United Kingdom: BoE stands pat in September, opens door to negative rates in near future
At its meeting ending on 16 September, the Bank of England (BoE) maintained the policy rate at a record low of 0.10%, where it has remained since March’s combined 65 basis points of cuts. Moreover, the Bank kept its asset purchasing program unchanged, leaving the target for the total stock of investment-grade corporate bonds and UK government bonds at GBP 745 billion.
The Bank’s decision was underpinned by the economy’s continued improvement in recent months as lockdown restrictions were eased: Retail sales bounced back in May–July, while the composite PMI surged in July–August. This meant that further monetary stimulus was not warranted.
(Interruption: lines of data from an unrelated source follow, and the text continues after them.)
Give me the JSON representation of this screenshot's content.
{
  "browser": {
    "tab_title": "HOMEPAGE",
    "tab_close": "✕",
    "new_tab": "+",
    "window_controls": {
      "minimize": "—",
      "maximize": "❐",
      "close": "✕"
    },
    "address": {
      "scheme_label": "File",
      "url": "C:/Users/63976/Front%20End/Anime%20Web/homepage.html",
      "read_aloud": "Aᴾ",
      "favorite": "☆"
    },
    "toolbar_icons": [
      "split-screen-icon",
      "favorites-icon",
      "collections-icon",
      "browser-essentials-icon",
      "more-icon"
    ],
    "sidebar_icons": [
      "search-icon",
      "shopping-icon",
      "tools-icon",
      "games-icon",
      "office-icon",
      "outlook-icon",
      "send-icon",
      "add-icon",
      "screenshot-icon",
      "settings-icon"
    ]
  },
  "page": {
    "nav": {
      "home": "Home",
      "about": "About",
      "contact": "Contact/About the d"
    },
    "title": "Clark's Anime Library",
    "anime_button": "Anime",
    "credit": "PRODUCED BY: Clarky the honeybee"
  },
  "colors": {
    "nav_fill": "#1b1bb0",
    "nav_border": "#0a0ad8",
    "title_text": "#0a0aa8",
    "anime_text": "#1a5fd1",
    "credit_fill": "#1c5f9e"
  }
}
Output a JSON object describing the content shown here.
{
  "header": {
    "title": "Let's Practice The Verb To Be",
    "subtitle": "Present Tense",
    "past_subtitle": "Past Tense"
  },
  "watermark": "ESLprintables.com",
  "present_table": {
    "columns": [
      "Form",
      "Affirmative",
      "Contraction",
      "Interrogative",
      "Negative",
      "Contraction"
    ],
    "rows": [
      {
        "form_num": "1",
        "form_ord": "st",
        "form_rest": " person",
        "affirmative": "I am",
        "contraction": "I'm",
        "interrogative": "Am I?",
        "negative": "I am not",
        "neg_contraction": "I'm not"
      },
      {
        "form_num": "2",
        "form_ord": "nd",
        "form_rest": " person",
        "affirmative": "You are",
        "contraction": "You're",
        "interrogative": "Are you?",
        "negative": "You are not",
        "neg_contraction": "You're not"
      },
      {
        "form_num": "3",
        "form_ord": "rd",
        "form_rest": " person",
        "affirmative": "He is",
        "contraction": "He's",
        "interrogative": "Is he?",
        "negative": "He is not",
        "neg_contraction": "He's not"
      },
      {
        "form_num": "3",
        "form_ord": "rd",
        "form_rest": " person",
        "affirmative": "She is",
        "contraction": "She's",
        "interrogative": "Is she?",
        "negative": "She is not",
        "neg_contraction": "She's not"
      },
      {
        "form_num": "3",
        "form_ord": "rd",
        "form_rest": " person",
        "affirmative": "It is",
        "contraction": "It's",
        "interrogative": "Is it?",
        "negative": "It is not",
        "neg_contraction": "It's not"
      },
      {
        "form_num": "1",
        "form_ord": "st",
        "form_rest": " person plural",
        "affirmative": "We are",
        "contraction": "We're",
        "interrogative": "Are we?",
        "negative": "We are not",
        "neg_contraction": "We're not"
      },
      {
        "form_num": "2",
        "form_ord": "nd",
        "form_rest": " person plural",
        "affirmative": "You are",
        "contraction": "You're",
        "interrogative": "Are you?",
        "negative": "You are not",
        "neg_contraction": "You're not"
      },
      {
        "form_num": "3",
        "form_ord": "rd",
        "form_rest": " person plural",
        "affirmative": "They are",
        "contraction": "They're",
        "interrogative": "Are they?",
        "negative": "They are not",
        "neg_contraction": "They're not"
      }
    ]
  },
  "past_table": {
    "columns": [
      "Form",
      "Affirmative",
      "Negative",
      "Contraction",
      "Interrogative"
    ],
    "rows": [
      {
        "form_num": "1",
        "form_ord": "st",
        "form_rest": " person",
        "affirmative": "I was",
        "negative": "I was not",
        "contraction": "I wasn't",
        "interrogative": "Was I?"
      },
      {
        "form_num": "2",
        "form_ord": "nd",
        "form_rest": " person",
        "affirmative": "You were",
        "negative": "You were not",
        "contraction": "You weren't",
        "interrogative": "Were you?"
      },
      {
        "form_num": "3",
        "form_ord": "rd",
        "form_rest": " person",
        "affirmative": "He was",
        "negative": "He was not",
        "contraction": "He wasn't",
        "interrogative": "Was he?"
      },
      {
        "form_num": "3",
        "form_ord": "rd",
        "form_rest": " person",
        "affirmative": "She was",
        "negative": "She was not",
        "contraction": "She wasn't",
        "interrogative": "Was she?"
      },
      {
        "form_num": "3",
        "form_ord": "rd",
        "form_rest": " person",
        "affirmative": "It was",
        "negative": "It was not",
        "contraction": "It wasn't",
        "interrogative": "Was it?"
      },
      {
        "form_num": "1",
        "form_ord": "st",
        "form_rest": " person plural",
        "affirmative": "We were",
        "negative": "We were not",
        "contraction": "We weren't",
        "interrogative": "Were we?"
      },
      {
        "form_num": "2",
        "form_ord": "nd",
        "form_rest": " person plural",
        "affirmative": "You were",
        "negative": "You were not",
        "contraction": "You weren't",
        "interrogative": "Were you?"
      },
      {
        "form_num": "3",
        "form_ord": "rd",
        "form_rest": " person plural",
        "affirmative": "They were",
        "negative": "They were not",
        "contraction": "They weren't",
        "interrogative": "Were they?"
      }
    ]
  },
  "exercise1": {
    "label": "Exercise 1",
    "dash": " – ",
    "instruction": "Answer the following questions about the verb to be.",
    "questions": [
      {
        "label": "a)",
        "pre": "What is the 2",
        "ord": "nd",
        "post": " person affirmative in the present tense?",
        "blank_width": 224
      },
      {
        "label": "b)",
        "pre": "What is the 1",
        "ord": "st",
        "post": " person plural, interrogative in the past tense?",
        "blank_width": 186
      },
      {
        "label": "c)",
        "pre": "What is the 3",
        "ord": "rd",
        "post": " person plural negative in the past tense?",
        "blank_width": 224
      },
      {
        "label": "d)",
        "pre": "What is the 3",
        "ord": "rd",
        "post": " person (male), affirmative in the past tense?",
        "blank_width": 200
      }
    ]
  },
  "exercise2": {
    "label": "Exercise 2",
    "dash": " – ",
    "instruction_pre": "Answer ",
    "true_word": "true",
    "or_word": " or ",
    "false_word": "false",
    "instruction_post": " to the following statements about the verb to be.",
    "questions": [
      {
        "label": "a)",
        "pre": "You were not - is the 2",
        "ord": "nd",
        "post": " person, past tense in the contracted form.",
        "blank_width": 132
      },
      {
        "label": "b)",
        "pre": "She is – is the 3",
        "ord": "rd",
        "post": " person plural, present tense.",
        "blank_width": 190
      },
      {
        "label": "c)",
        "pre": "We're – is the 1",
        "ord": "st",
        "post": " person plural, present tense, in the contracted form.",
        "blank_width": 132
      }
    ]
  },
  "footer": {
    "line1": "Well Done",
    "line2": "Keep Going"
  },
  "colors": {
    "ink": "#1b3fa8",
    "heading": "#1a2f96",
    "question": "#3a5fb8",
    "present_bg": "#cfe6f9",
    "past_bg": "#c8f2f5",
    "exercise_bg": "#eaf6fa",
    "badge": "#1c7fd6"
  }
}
In its communiqué, the Bank stated it “does not intend to tighten monetary policy until there is clear evidence that significant progress is being made in eliminating spare capacity and achieving the 2% inflation target sustainably”. Amid an unusually uncertain outlook, the Bank noted that it is exploring “how a negative Bank Rate could be implemented effectively, should the outlook for inflation and output warrant it at some point during this period of low equilibrium rates“.On the possibility of negative rates, Kallum Pickering, senior economist at Berenberg, commented:
“While the BoE is clearly exploring the possibility of using negative rates as a potential tool, we doubt that the bank will go down that path anytime soon – at any rate, not in November.”
Analysts at Nomura adopted a similar tone:
“We remain circumspect about how helpful further rate cuts into negative territory would be. [However], negative rates have worked elsewhere and they could yet be used as one of a package of measures, including more QE, early next year – if needed.”
The next monetary policy meeting is scheduled for 5 November.